A STRAIGHT DIAGNOSIS. An Attack of "Malaria," and "What Caused It. "The doctor says it is malaria." "How did you get malaria?" "Oh, Aunt Mary, just as if one could tell anything about malaria! It is like the wind. It cometh from no one knows where, and bloweth where it llsteth;" and the invalid turned her pretty flushed face on the pillow with a movement of unmistakable irritation. "Blanche, dear, have the kindness to look at mo a minute," said BOsS Mary Harrington, firmly but kindly. "Wo don't want to make any mistakes to start with. You know I am very blunt, and you know that I have opinions—" "Aud I know there is nobody iv all the world like you when one is ill," the young lady interrupted; "and that is wh} r I begged and prayed mamma to send for you." "That is very pleasant ami encouraging as far as it goes," said the lady, "'but I can remain, Blanche, as your nurse, only on the condition that you obey me. I am ready to unpack and stay, or put on my hat and go." Miss Harrington'...
VIBRIONS. [Newspaper Article] — Sausalito News — 2 April 1885

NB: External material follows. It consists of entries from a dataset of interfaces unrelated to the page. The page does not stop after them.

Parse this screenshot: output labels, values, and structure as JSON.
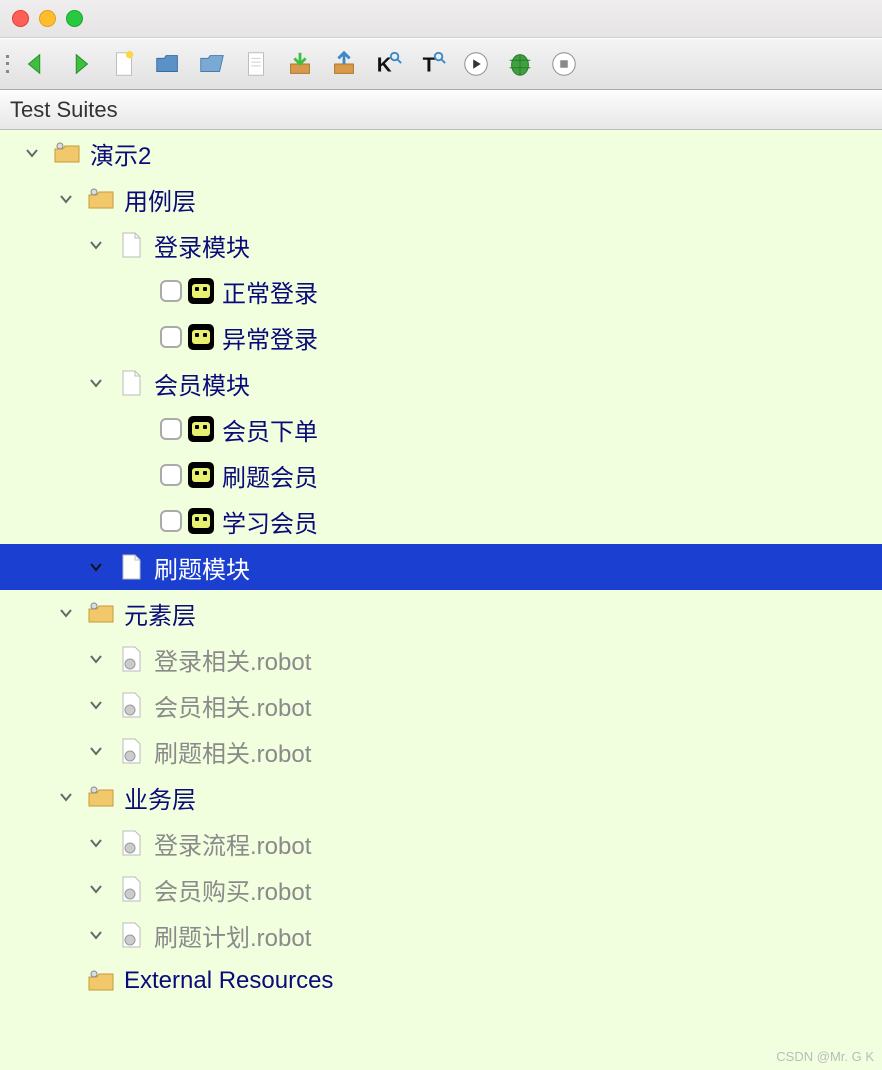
{
  "panel_title": "Test Suites",
  "toolbar": {
    "back": "back",
    "forward": "forward",
    "new_file": "new_file",
    "open": "open",
    "open_folder": "open_folder",
    "paste": "paste",
    "save": "save",
    "save_as": "save_as",
    "keyword": "K",
    "text_search": "T",
    "run": "run",
    "debug": "debug",
    "stop": "stop"
  },
  "tree": {
    "root": "演示2",
    "layer1": "用例层",
    "mod_login": "登录模块",
    "tc_login_ok": "正常登录",
    "tc_login_err": "异常登录",
    "mod_member": "会员模块",
    "tc_member_order": "会员下单",
    "tc_member_brush": "刷题会员",
    "tc_member_study": "学习会员",
    "mod_brush": "刷题模块",
    "layer2": "元素层",
    "res_login": "登录相关.robot",
    "res_member": "会员相关.robot",
    "res_brush": "刷题相关.robot",
    "layer3": "业务层",
    "flow_login": "登录流程.robot",
    "flow_member": "会员购买.robot",
    "flow_brush": "刷题计划.robot",
    "external": "External Resources"
  },
  "watermark": "CSDN @Mr. G K"
}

VIBRIONS. A Curious Word, Signifying Spiritless, Cold-Hlooili-ri I'eoplP. We raoet them everywhere. They are. people who dress well, who MM ■Mil in public places, and who glide through life in an automatic way, that in any one oke would be attributed to human numbness of nerves. They never do anything but draw nutrition from wliatever they can attach themselves to. This peculiarity is the lirst to strike the general mass of intelligent people. The vibrion takes everything society or the community offers in the way of profit, and gives nothing in return but a narrow, petty, miserable, self-seeking existence. If he by any means gets into the church he absorbs all that religion has to offer, but gives back nothing —perfectly willing to take all religion lias to give. The pious layman vibrion possibly pays for a pew, attends church piously, picnics solemnly, suppers sadly and banquets with grief. The vibrion has no nerves, electricity would not shock him, nor any one, male orfemalo. The...